Away message stalking gave birth to MySpace, whose creepiness seemed to know no bounds. The black-on-black theme and potential temptation of starting an online relationship with a girl who had a “pretty good looking face, but I’m just getting really…TO’d because, I mean, she hasn’t even sent me a full body shot yet.” Not a road I am looking to go down.

Then the evil empire of Facebook arrived. It started off innocently, just a network for people in college to find out about each other and meet new people with common interests, one of the most important facets of university living. It quickly evolved into an addiction with people checking profiles every few minutes and the new measure of power status: the number of people who request your friendship.

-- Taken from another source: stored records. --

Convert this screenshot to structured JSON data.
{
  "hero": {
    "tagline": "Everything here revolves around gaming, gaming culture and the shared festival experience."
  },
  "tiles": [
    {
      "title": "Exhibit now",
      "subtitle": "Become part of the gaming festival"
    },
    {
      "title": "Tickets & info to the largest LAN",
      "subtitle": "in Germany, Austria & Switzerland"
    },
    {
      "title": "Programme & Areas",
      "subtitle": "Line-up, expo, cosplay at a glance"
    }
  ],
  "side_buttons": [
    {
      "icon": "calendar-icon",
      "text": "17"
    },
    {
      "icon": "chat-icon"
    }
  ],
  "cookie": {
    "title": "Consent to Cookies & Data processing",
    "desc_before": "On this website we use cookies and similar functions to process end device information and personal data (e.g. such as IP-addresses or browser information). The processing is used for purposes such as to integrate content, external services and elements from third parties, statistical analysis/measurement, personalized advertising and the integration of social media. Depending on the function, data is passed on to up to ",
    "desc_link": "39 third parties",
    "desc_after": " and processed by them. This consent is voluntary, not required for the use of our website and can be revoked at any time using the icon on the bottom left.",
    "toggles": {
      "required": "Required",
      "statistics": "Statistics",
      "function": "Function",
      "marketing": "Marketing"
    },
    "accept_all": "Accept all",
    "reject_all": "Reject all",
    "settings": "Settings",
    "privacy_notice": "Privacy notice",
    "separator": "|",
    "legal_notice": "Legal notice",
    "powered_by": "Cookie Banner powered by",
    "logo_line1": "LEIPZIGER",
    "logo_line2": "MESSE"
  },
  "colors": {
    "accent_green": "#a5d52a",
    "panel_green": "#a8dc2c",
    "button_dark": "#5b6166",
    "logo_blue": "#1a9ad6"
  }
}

Is this how most friendships are formed? Can I walk up to a group of people at a bar and hand them each a slip of paper that says “Santo Caruso has requested to add you as a friend. Before we can do that, you must confirm that you are, in fact, friends with Santo. Please check this box or buy him a drink to confirm.”? Seriously, how much digital divide do we need? How far do we want the AC adapter to stretch into our lives before we are strangled (at least in terms of social skills) by the Ethernet cords?

I joked that the “News Feed” is a secret government ploy to spy in on our lives, but in the grand scheme of things, it is something worse. It not only makes us all into seedy voyeurs, poring over glowing screens at pictures of people from our past having fun; it is sharing excessive amounts of information with people we at least sorta, kinda, maybe know. These are people we could bump into in the “meat world,” and everyday they get a summary of what we have been doing courtesy of Facebook. Your cousins now know you are looking for “random play” and “whatever you can get” (which is a creepy option in its own right).

This increases the bandwidth buffer between our physical persons. We party in virtual reality instead of apartments; we congregate in chat rooms instead of over dinner; we type instead of talk…

Oh, wait, sorry, Facebook just told me a kid I was on the bowling team with lost his phone. This is important.